Your task: When a picture appears among the records, leave it out, and copy all else exactly.

Source records START

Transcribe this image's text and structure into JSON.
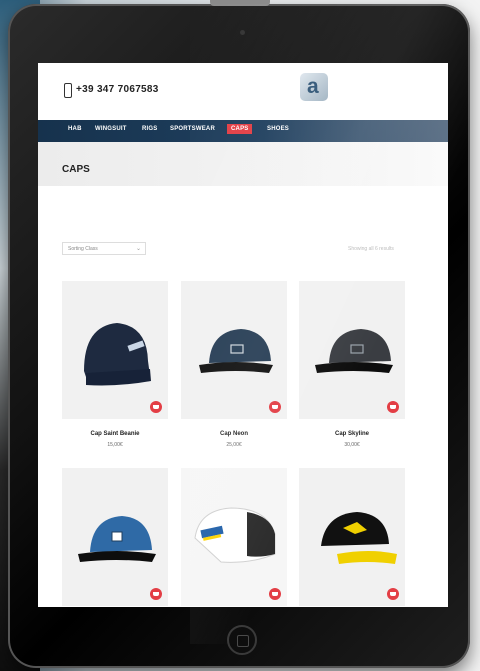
{
  "header": {
    "phone": "+39 347 7067583",
    "logo_letter": "a"
  },
  "nav": {
    "items": [
      {
        "label": "HAB",
        "active": false
      },
      {
        "label": "WINGSUIT",
        "active": false
      },
      {
        "label": "RIGS",
        "active": false
      },
      {
        "label": "SPORTSWEAR",
        "active": false
      },
      {
        "label": "CAPS",
        "active": true
      },
      {
        "label": "SHOES",
        "active": false
      }
    ]
  },
  "page": {
    "title": "CAPS"
  },
  "shop": {
    "sort_label": "Sorting Class",
    "result_text": "Showing all 6 results",
    "products": [
      {
        "name": "Cap Saint Beanie",
        "price": "15,00€",
        "color": "#1e2a40",
        "style": "beanie"
      },
      {
        "name": "Cap Neon",
        "price": "25,00€",
        "color": "#233a52",
        "style": "snapback"
      },
      {
        "name": "Cap Skyline",
        "price": "30,00€",
        "color": "#3a3d42",
        "style": "snapback"
      },
      {
        "name": "",
        "price": "",
        "color": "#2f6aa6",
        "style": "snapback"
      },
      {
        "name": "",
        "price": "",
        "color": "#ffffff",
        "style": "trucker"
      },
      {
        "name": "",
        "price": "",
        "color": "#111111",
        "style": "yellow"
      }
    ]
  },
  "colors": {
    "accent": "#e33e45",
    "nav": "#1f3f5e"
  }
}
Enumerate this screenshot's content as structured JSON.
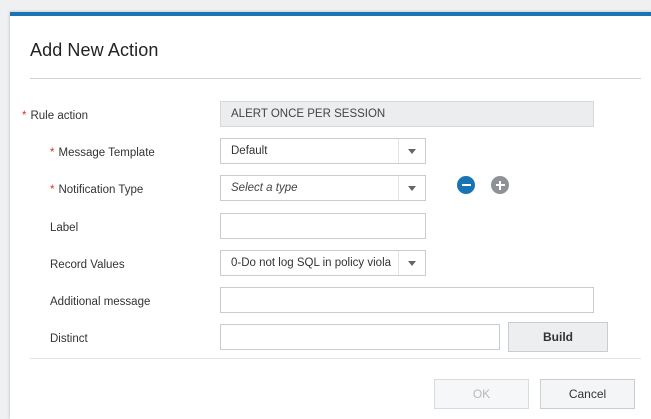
{
  "dialog": {
    "title": "Add New Action",
    "required_marker": "*",
    "fields": {
      "rule_action": {
        "label": "Rule action",
        "value": "ALERT ONCE PER SESSION"
      },
      "message_template": {
        "label": "Message Template",
        "value": "Default"
      },
      "notification_type": {
        "label": "Notification Type",
        "value": "Select a type"
      },
      "label": {
        "label": "Label",
        "value": ""
      },
      "record_values": {
        "label": "Record Values",
        "value": "0-Do not log SQL in policy viola"
      },
      "additional_message": {
        "label": "Additional message",
        "value": ""
      },
      "distinct": {
        "label": "Distinct",
        "value": ""
      }
    },
    "buttons": {
      "build": "Build",
      "ok": "OK",
      "cancel": "Cancel"
    },
    "icons": {
      "remove": "minus-circle-icon",
      "add": "plus-circle-icon"
    },
    "colors": {
      "accent": "#1a74b4",
      "required": "#d2372c",
      "add_icon": "#8e9296"
    }
  }
}
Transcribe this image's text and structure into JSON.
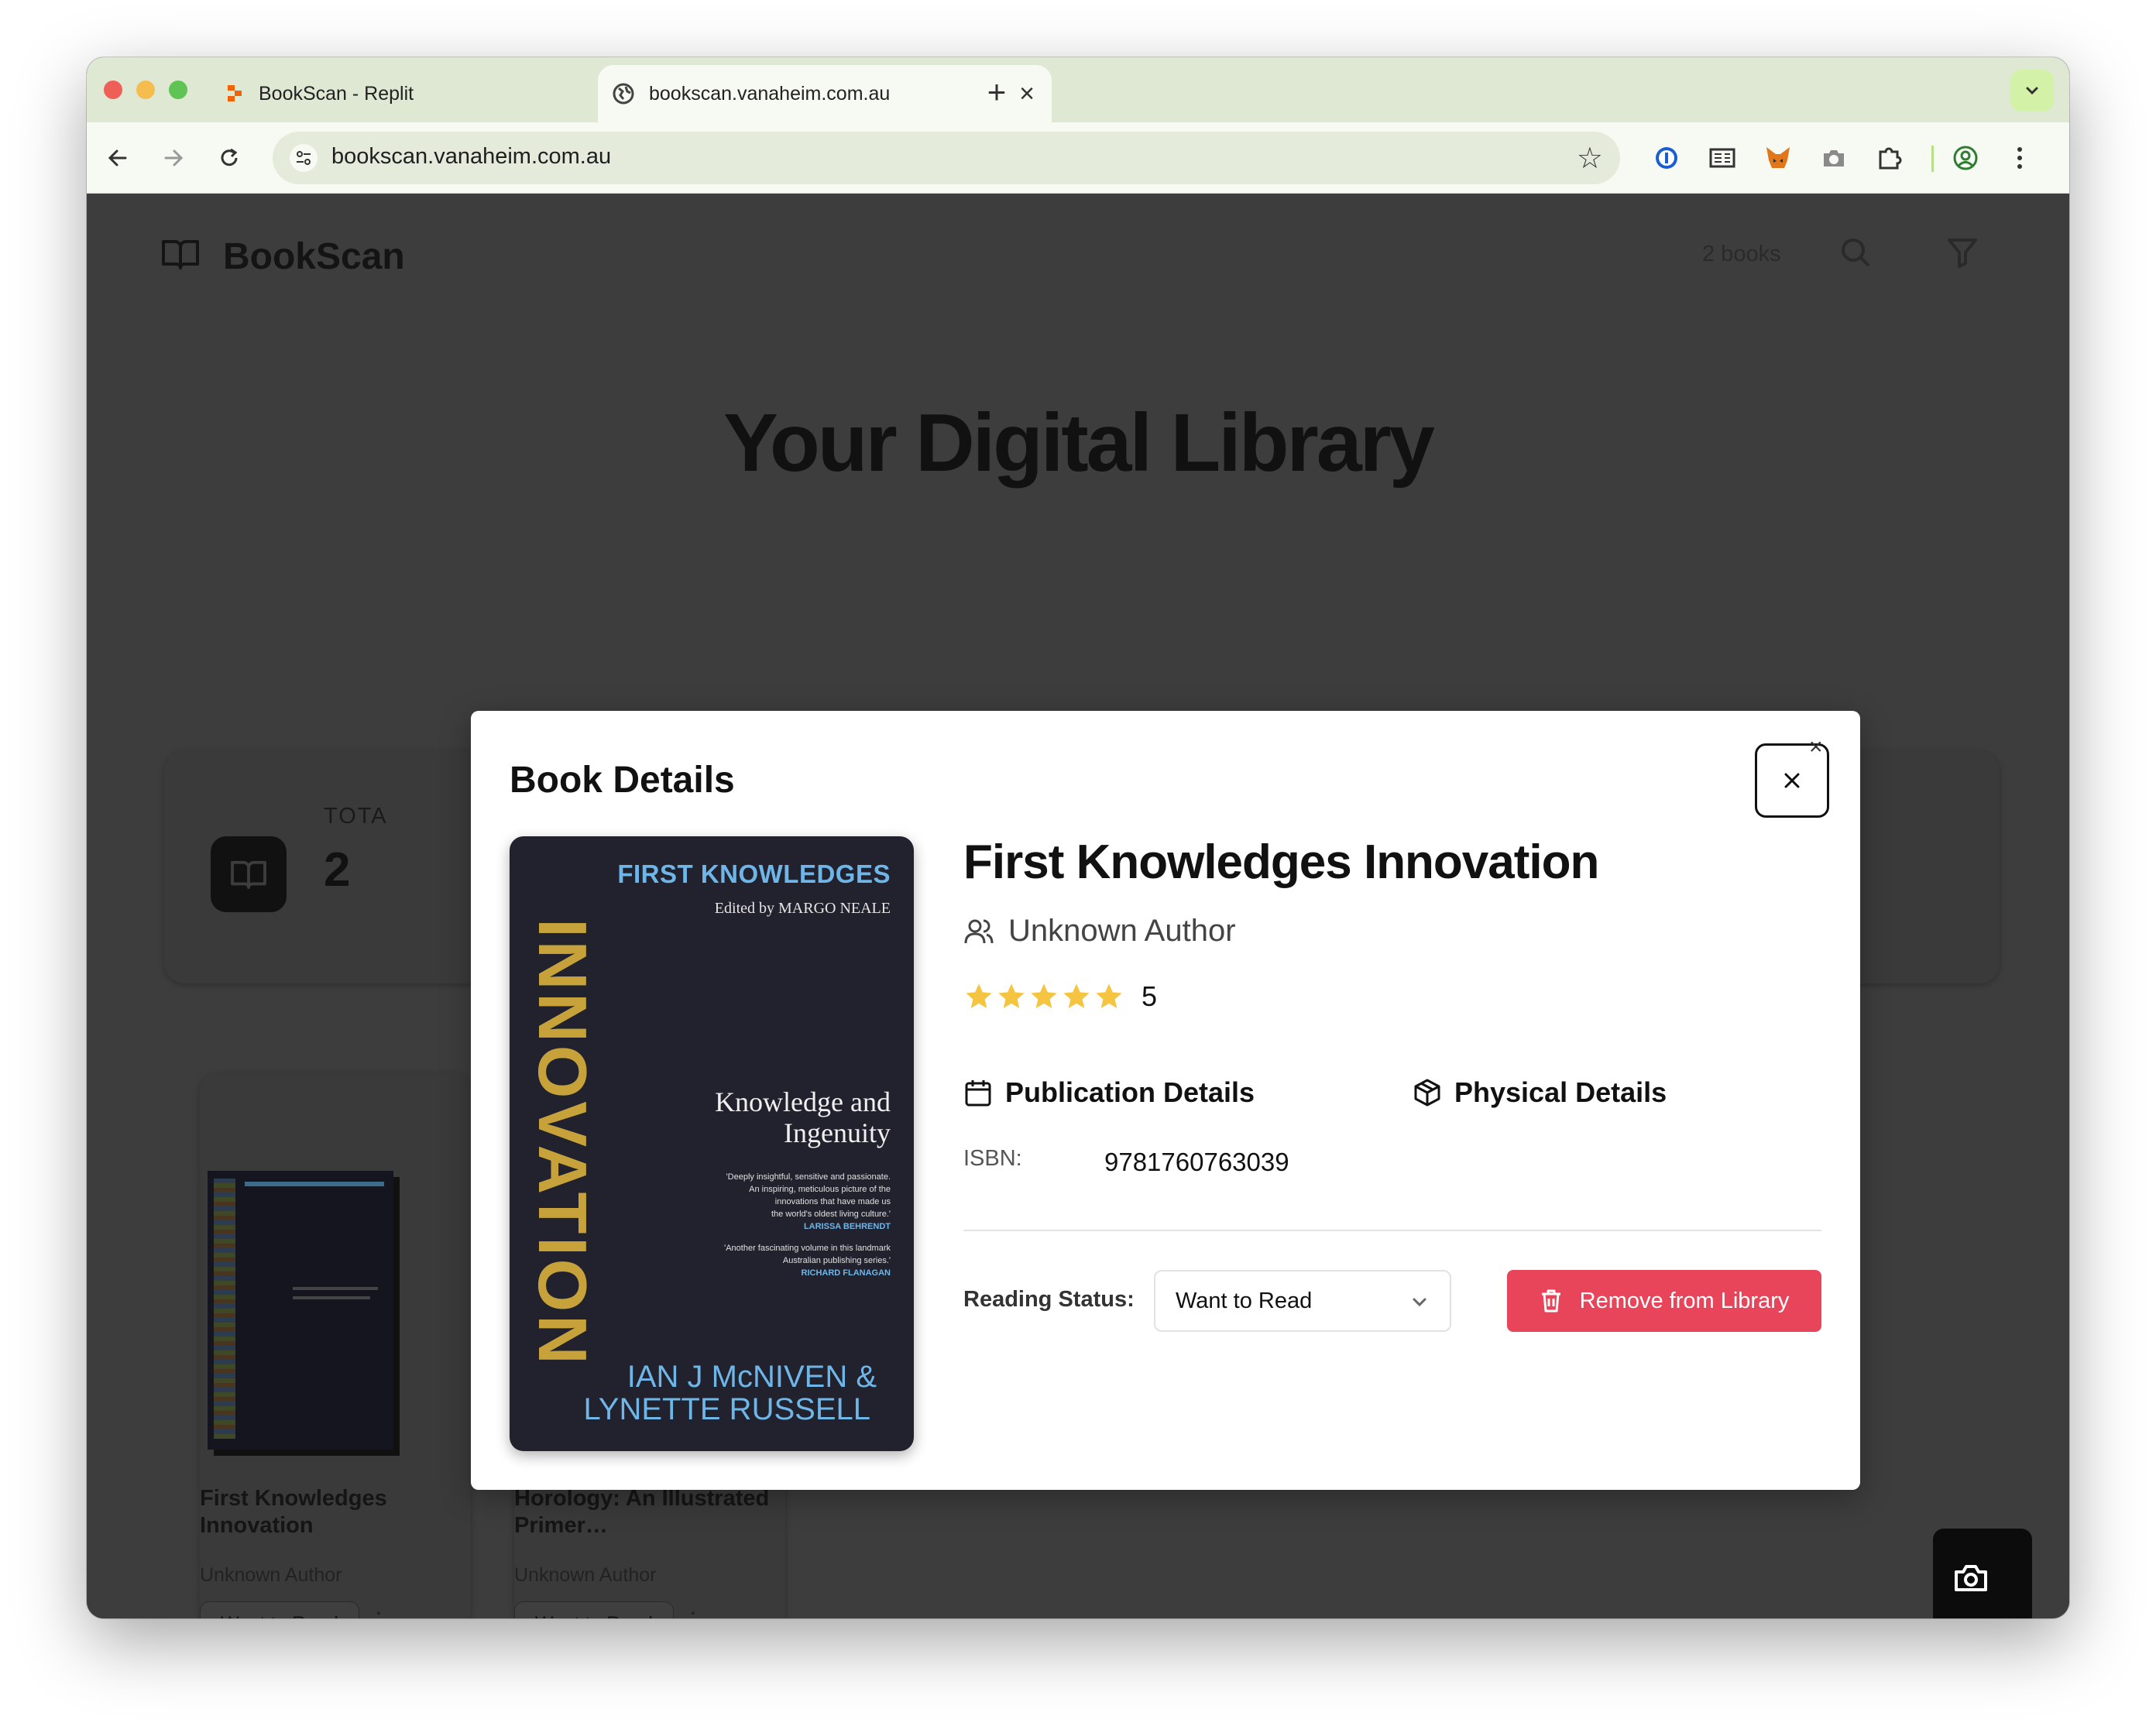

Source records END

Problem solution:
Transcribe this image's text and structure into JSON.
{
  "header": {
    "phone": "+39 347 7067583",
    "logo_letter": "a"
  },
  "nav": {
    "items": [
      {
        "label": "HAB",
        "active": false
      },
      {
        "label": "WINGSUIT",
        "active": false
      },
      {
        "label": "RIGS",
        "active": false
      },
      {
        "label": "SPORTSWEAR",
        "active": false
      },
      {
        "label": "CAPS",
        "active": true
      },
      {
        "label": "SHOES",
        "active": false
      }
    ]
  },
  "page": {
    "title": "CAPS"
  },
  "shop": {
    "sort_label": "Sorting Class",
    "result_text": "Showing all 6 results",
    "products": [
      {
        "name": "Cap Saint Beanie",
        "price": "15,00€",
        "color": "#1e2a40",
        "style": "beanie"
      },
      {
        "name": "Cap Neon",
        "price": "25,00€",
        "color": "#233a52",
        "style": "snapback"
      },
      {
        "name": "Cap Skyline",
        "price": "30,00€",
        "color": "#3a3d42",
        "style": "snapback"
      },
      {
        "name": "",
        "price": "",
        "color": "#2f6aa6",
        "style": "snapback"
      },
      {
        "name": "",
        "price": "",
        "color": "#ffffff",
        "style": "trucker"
      },
      {
        "name": "",
        "price": "",
        "color": "#111111",
        "style": "yellow"
      }
    ]
  },
  "colors": {
    "accent": "#e33e45",
    "nav": "#1f3f5e"
  }
}
Enumerate this screenshot's content as structured JSON.
{
  "dialog": {
    "title": "Add New Action",
    "required_marker": "*",
    "fields": {
      "rule_action": {
        "label": "Rule action",
        "value": "ALERT ONCE PER SESSION"
      },
      "message_template": {
        "label": "Message Template",
        "value": "Default"
      },
      "notification_type": {
        "label": "Notification Type",
        "value": "Select a type"
      },
      "label": {
        "label": "Label",
        "value": ""
      },
      "record_values": {
        "label": "Record Values",
        "value": "0-Do not log SQL in policy viola"
      },
      "additional_message": {
        "label": "Additional message",
        "value": ""
      },
      "distinct": {
        "label": "Distinct",
        "value": ""
      }
    },
    "buttons": {
      "build": "Build",
      "ok": "OK",
      "cancel": "Cancel"
    },
    "icons": {
      "remove": "minus-circle-icon",
      "add": "plus-circle-icon"
    },
    "colors": {
      "accent": "#1a74b4",
      "required": "#d2372c",
      "add_icon": "#8e9296"
    }
  }
}
Transcribe this image's text and structure into JSON.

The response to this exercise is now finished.